  12. I looked at this and immediately thought that I NEED to do something with hands. This was incredibly inspiring and just what I needed right now. Incidentally, I gave up the spam thingie on my blog and it seems blogger has really improved their catcher, because I've had some weird stuff posted that never gets published - always gets caught!

  13. Once again I write, then click,
    and hope that this will do the trick.
    I'm not a hacker nor a spammer,
    and never would I use a hammer
    to attack your blogging site -
    really, my vest is white.
    Therefore let us hope the best
    for this fourth commenting test.

  14. It worked! I know my previous mistake now: After clicking on the "publish" button, I did not scroll far enough to the right to sign in to my Google account.

  15. Your work is beautiful and your spiitual/emotional meanings and inspiration are wonderful!

  16. This is an incredibly powerful/meaningful piece - the composition is unexpected and it's beautifully beaded too!!!

  17. Beautiful! I'm just in awe of your work!

    As a novice to this kind of work, I have a small technical question for you: Do you bead the outline of the hand in the black beads first? Or fill things in and then do a final outline in black?

    I know when I've dabbled in (thread) embroidery, the outline that makes things pop is the last thing added. But it seems like with beads, you'd have to do that first and then fill in the spaces. Is that right?

    I've got your bead embroidery book, and I've been having a great deal of fun with it simply playing with covered buttons, which are about as big of a canvas as I've got the courage to tackle. :)

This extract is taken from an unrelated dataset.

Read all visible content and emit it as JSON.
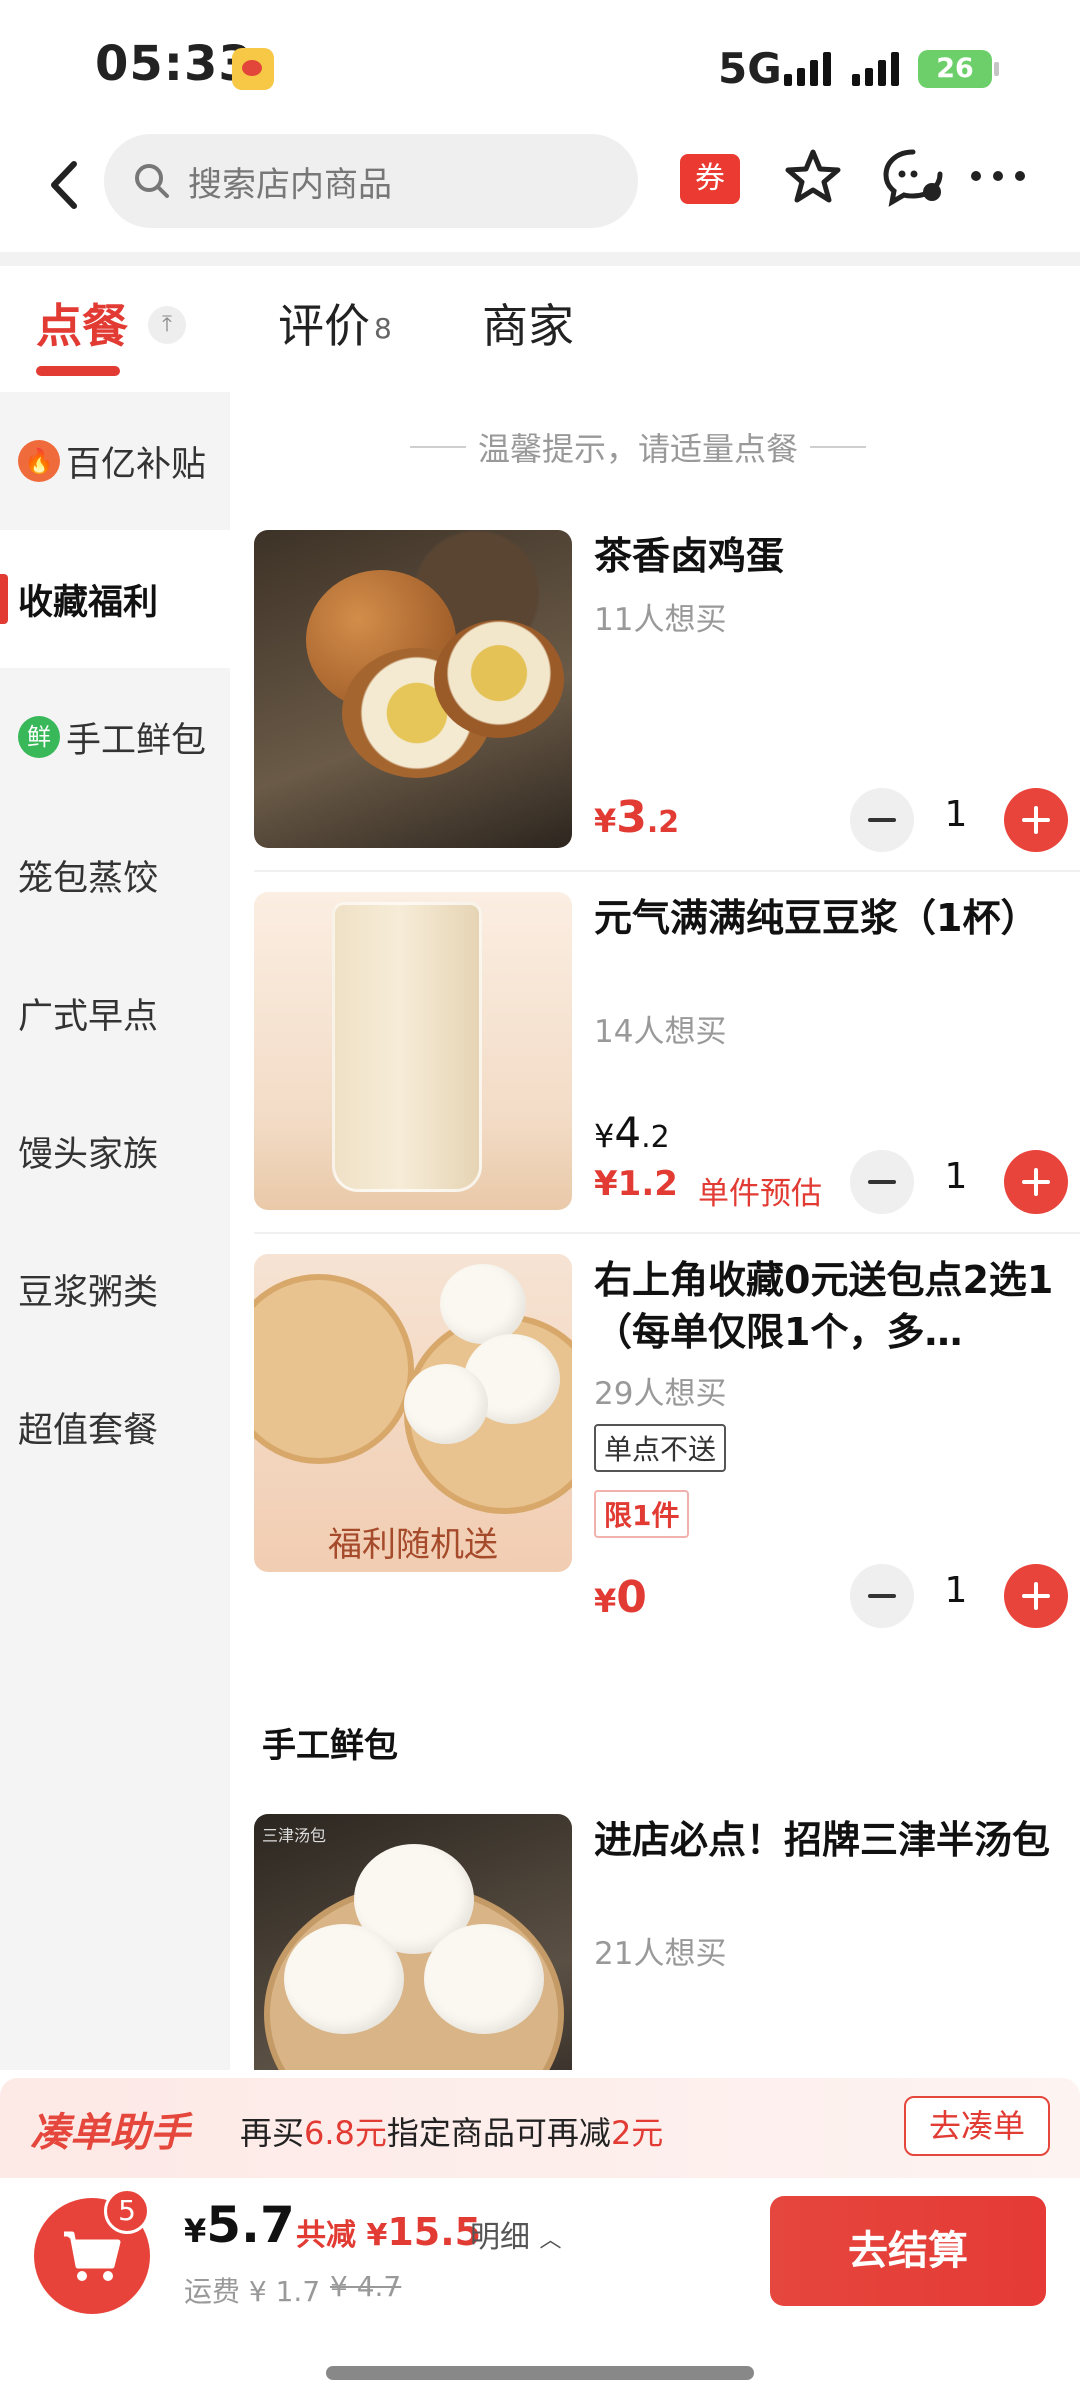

  18. Dear Robin, I like your works and web pages a lot.
    I tried open you page
    but it doesn't work.
    Please, could you help.


  19. Robin,
    Looking at your work is always so motivating for me -- I'm honored to be a part of the BJP crowd since its first year (even if I'm woeful behind and rarely even following posts any more - but new year brings new change to my routine!)

    As always, thanks for sharing your art and your thoughts with all of us!



Thanks you for joining the discussion on this post today!